**Task requirements**
Find the lines of the material below that include the string "JSON", then copy each one.
-- Information follows --
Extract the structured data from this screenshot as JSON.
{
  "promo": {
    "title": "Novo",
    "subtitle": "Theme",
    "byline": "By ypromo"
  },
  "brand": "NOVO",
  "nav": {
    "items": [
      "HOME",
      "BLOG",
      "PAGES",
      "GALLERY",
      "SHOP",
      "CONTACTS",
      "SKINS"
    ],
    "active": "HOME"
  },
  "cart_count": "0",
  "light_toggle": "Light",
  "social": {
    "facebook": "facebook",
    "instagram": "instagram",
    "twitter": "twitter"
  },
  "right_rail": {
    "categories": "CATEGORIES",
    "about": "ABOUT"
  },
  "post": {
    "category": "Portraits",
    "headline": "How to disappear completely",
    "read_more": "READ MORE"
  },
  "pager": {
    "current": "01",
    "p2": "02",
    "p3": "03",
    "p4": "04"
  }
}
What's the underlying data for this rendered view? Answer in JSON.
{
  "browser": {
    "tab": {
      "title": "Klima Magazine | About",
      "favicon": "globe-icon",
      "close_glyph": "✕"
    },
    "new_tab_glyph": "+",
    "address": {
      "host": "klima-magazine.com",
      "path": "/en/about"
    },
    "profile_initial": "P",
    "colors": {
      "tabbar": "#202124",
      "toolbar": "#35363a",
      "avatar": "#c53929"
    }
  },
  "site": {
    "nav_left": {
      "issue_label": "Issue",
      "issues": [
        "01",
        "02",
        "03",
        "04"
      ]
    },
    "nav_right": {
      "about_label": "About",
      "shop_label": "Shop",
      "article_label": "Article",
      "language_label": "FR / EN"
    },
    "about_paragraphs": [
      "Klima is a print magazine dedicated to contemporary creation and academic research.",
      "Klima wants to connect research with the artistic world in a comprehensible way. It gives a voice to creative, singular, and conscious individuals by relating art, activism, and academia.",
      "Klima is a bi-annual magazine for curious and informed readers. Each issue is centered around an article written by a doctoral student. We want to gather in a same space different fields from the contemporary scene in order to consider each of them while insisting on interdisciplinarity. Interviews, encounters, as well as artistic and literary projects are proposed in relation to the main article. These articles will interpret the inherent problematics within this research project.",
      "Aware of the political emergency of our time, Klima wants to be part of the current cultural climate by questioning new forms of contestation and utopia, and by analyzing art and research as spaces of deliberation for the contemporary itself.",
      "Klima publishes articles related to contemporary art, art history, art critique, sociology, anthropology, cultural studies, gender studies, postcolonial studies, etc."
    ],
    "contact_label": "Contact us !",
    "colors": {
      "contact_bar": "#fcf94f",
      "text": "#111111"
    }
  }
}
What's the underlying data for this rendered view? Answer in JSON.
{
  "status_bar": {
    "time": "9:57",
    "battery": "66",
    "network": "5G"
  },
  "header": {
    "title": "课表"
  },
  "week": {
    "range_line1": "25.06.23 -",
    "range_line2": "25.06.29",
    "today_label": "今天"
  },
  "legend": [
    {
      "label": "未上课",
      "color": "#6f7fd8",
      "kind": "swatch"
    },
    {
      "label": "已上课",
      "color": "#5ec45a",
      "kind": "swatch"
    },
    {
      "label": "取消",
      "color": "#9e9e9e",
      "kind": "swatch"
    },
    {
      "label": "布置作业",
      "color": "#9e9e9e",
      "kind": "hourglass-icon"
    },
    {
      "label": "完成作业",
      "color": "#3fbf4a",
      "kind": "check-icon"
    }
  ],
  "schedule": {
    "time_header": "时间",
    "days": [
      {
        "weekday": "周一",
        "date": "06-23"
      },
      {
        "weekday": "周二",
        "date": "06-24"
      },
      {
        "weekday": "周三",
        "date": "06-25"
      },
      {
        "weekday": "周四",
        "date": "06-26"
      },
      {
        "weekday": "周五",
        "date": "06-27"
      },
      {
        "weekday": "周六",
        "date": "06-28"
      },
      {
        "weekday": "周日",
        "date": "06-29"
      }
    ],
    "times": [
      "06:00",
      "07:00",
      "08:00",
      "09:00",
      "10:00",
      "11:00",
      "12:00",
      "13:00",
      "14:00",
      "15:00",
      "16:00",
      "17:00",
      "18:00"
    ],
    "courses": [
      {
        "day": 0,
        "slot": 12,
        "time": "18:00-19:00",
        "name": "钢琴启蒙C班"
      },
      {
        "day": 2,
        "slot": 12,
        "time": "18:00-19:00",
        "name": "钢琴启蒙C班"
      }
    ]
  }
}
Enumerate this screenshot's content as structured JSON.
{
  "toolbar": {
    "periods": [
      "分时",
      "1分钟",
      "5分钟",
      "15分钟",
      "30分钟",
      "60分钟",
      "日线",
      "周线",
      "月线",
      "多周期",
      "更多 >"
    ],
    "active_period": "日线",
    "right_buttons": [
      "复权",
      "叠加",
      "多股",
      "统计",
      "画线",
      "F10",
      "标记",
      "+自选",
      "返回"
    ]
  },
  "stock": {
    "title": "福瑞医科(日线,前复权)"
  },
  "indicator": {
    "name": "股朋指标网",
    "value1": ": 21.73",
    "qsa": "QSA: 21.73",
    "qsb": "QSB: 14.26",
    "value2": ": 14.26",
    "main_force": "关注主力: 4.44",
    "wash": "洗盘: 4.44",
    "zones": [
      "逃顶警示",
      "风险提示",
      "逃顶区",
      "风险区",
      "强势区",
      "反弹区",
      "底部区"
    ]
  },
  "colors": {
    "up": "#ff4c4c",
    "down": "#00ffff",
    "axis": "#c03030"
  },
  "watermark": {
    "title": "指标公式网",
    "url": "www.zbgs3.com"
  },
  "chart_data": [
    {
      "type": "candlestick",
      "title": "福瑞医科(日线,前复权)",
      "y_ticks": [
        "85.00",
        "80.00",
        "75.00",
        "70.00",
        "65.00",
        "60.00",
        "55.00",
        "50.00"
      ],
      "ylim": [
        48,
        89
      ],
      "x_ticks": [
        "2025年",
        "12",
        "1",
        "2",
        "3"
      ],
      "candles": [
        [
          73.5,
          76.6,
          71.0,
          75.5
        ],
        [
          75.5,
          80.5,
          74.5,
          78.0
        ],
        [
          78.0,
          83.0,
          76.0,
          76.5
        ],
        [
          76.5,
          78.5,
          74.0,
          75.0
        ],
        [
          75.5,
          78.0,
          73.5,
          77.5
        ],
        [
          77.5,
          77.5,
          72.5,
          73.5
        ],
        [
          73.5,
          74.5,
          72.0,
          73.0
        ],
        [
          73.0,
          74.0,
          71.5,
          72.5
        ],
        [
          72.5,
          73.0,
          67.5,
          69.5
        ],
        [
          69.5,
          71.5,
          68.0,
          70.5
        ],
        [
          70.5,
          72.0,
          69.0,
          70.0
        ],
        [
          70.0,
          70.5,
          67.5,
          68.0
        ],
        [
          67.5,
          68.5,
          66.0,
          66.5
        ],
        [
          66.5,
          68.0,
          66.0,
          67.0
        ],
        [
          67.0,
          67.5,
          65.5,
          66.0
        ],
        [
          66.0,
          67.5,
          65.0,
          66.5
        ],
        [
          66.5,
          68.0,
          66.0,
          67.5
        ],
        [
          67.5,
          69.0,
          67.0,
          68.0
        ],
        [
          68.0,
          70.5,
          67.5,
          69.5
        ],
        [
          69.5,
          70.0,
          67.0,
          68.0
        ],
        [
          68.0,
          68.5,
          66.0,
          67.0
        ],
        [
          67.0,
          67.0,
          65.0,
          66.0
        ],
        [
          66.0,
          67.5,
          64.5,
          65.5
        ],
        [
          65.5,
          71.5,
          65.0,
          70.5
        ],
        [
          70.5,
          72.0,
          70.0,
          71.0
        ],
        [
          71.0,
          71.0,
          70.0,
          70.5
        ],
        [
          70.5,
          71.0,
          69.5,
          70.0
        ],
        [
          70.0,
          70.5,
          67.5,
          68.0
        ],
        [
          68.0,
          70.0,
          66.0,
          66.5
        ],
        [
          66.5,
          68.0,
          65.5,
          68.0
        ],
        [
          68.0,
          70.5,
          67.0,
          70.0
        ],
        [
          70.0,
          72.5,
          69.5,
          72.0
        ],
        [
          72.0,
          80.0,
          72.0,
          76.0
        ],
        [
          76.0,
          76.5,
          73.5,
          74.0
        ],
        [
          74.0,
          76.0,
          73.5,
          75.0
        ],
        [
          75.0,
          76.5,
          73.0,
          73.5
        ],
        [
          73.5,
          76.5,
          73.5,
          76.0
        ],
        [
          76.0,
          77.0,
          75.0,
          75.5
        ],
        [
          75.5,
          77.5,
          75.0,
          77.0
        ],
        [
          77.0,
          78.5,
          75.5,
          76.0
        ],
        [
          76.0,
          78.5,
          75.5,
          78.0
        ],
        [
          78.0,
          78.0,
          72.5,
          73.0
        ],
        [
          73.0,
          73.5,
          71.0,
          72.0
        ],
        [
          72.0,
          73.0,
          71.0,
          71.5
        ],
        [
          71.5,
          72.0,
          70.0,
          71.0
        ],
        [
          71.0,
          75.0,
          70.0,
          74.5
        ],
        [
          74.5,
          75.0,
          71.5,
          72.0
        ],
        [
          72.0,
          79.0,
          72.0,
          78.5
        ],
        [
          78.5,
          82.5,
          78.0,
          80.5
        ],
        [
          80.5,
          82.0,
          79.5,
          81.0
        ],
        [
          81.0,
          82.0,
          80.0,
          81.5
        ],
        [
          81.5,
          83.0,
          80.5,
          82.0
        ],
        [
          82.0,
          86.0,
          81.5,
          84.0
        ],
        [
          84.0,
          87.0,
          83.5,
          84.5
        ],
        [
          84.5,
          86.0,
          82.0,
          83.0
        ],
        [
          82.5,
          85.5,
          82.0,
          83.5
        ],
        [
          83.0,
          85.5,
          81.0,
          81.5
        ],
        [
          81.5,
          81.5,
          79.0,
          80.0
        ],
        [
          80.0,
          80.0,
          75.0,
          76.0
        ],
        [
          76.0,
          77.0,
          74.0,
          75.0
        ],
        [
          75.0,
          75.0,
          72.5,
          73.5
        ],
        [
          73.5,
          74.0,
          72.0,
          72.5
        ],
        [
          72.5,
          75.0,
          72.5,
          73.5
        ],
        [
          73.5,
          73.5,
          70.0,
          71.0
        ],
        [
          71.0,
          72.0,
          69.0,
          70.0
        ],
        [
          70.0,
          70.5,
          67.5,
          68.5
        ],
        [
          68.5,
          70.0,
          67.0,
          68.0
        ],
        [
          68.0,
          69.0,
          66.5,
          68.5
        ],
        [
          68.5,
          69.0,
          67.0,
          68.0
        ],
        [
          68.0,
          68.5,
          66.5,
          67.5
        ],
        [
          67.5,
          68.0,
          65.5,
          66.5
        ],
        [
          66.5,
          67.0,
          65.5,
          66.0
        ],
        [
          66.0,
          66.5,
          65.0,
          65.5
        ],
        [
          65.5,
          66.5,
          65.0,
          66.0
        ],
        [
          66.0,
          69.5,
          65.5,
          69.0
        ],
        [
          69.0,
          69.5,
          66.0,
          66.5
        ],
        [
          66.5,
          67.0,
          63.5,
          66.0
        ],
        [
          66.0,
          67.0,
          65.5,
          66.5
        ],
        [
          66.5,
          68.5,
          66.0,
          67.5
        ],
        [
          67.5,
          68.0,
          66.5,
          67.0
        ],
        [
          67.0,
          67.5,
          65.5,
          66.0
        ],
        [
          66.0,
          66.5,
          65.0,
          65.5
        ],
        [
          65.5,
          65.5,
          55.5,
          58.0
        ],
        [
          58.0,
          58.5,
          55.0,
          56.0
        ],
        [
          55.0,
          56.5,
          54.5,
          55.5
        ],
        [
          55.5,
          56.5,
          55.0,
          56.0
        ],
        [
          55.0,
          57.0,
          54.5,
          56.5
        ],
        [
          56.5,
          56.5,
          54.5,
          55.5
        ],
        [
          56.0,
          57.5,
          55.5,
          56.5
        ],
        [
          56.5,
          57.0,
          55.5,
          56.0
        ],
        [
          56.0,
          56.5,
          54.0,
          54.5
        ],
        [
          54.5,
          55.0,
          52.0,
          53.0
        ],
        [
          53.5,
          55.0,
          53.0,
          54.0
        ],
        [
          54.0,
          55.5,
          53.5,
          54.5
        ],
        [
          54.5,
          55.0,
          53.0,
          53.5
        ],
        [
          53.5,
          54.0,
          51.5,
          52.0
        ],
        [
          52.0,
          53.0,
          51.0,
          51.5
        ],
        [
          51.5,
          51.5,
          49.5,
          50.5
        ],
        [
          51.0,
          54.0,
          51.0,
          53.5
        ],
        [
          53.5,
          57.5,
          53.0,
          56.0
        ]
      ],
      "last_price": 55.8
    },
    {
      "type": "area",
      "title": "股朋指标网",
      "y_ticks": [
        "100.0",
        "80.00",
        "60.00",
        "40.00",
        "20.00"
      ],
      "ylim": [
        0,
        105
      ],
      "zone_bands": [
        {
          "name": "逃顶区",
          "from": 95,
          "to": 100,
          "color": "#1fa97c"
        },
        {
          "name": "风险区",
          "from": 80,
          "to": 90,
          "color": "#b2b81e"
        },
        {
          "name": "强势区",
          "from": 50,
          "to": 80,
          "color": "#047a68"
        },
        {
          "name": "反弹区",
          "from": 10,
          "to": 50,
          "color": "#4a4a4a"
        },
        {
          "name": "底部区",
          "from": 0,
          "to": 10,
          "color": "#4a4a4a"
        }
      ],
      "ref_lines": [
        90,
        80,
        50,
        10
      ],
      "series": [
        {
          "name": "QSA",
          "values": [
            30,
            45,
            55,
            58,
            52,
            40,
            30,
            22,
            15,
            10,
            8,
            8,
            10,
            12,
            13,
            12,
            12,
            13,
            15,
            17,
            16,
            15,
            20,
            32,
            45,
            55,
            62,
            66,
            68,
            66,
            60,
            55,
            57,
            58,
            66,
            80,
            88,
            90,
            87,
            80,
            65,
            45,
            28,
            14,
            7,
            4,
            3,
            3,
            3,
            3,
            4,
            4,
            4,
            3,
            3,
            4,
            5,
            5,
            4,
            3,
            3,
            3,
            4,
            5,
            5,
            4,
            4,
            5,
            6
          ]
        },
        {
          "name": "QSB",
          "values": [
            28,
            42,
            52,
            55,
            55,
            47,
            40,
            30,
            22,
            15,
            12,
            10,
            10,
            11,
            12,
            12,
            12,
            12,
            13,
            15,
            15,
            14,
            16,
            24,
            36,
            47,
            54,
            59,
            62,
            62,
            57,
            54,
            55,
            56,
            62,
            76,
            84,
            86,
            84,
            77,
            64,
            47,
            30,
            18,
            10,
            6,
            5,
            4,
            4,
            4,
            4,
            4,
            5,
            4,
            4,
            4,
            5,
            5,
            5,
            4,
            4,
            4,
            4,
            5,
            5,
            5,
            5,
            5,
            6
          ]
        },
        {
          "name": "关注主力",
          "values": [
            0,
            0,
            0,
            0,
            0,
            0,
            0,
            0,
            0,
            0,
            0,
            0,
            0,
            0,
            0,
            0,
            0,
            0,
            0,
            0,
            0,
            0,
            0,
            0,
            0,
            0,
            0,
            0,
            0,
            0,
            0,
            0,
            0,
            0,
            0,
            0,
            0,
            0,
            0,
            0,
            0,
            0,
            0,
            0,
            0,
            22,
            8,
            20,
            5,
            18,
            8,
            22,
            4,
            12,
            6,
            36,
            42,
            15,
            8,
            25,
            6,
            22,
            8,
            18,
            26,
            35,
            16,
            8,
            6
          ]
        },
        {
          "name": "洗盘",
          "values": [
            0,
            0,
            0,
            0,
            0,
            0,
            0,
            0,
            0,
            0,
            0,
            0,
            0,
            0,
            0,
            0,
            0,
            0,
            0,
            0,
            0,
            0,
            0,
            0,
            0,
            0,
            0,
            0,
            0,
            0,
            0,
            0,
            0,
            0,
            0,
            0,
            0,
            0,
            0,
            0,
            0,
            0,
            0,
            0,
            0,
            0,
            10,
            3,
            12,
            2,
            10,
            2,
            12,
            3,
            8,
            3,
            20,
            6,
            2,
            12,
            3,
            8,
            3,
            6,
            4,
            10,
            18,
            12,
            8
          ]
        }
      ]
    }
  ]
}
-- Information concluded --
**Response below**
Extract the structured data from this screenshot as JSON.
What's the underlying data for this rendered view? Answer in JSON.
What's the underlying data for this rendered view? Answer in JSON.
Enumerate this screenshot's content as structured JSON.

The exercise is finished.